- Roger Dubuis Excalibur Table Ronde - The figurines seen here in close-up are just 7mm tall. They are arranged around the dial of the oversized 45mm case with a fluted bezel, robust crown guard and the triple-horn strap attachments; the watch’s overall design remains steadfastly loyal to the Excalibur collection, while its chivalric heart beats to the Geneva-Seal-stamped automatic-winding mechanical movement, RD821. The 45mm pink gold watch is limited to 88 pieces.
- Vacheron Constantin Métiers d’Art Florilege Collection - In a strange coincidence, Vacheron Constantin has created a métiers d’art collection that perfectly complements Van Cleef & Arpels in 2013. Based on an 18th century botanical reference work called The Temple of Flora, the Métiers d’Art Florilege Collection showcases three flowers: the strelitzia (seen here), the lily and the China limodoron or orchid. Famed artisan Anita Porchet worked on the collection, marking a continuing relationship with Vacheron Constantin. The strelitzia plant from South Africa is depicted by means of various guilloche patterns and vivid enamel colors.
- Vacheron Constantin Métiers d’Art Florilege Collection - A gem-set bezel acts to frame this lovely picture, seen in the example of the Métiers d’Art Florilege Lily. All three watches are powered by the in-house Vacheron Constantin manual mechanical calibre 4400. Note that calibre 4400 along with all three Métiers d’Art watches have achieved the superlative Poincon de Geneve or Hallmark of Geneva certification.

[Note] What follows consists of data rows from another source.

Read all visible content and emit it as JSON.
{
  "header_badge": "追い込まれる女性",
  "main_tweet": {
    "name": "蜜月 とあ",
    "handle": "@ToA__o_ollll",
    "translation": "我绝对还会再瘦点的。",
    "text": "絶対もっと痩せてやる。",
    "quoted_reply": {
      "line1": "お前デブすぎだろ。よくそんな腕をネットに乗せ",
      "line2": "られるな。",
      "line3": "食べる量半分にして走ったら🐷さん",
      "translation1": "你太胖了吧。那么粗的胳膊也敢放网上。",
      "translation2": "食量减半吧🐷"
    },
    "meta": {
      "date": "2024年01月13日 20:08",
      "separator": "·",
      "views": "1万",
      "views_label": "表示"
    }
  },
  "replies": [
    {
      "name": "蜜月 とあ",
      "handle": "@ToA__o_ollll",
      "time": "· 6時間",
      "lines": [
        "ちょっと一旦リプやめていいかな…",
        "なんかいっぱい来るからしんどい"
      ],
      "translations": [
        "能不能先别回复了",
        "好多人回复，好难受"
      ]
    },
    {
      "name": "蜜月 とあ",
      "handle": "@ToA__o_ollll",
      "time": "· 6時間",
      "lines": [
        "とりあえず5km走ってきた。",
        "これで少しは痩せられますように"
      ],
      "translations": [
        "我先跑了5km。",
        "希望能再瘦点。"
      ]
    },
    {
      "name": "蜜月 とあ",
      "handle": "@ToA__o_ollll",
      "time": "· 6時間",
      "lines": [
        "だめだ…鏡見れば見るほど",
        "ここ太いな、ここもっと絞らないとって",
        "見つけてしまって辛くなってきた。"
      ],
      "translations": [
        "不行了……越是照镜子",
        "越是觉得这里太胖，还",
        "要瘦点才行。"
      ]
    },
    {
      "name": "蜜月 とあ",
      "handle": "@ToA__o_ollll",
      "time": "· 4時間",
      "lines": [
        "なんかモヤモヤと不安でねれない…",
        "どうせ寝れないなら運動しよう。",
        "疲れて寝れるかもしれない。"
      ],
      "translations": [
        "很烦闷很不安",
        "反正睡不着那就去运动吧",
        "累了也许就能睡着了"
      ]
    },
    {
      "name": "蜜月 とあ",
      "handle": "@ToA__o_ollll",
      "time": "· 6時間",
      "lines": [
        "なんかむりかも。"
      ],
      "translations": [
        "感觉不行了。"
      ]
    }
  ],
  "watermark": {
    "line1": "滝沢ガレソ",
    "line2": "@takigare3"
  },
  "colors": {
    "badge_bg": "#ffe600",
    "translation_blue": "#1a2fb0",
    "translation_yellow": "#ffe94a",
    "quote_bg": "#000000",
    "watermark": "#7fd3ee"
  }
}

Given the rigorous testing both the finished watch and movement undergo, this certificate speaks volumes to the sturdy construction of what is quite a dainty and pretty timepiece.
- Van Cleef & Arpels Lady Arpels Papillon Extraordinaire - Butterflies have long been a source of inspiration for the house of Van Cleef & Arpels. Since 1920, the beautiful ethereal creatures have seen numerous transformations in the skilled hands of the Maison from stunning pieces of jewelry to even more spectacular poetic timepieces. There are four watches in the Papillon collection this year.
- Van Cleef & Arpels Lady Arpels Papillon Bleu Nuit - Individually, each watch in the collection depicts a season from spring through winter; this is why there are four. As a collection, it symbolizes the passage of time and the cycles of nature in that poetic way only Van Cleef & Arpels can. Two-hand watches all, each uses the same manual mechanical movement and features a combination of gem-setting, enameling arts (from plique-a-jour to paillonne) and sculpted mother-of-pearl.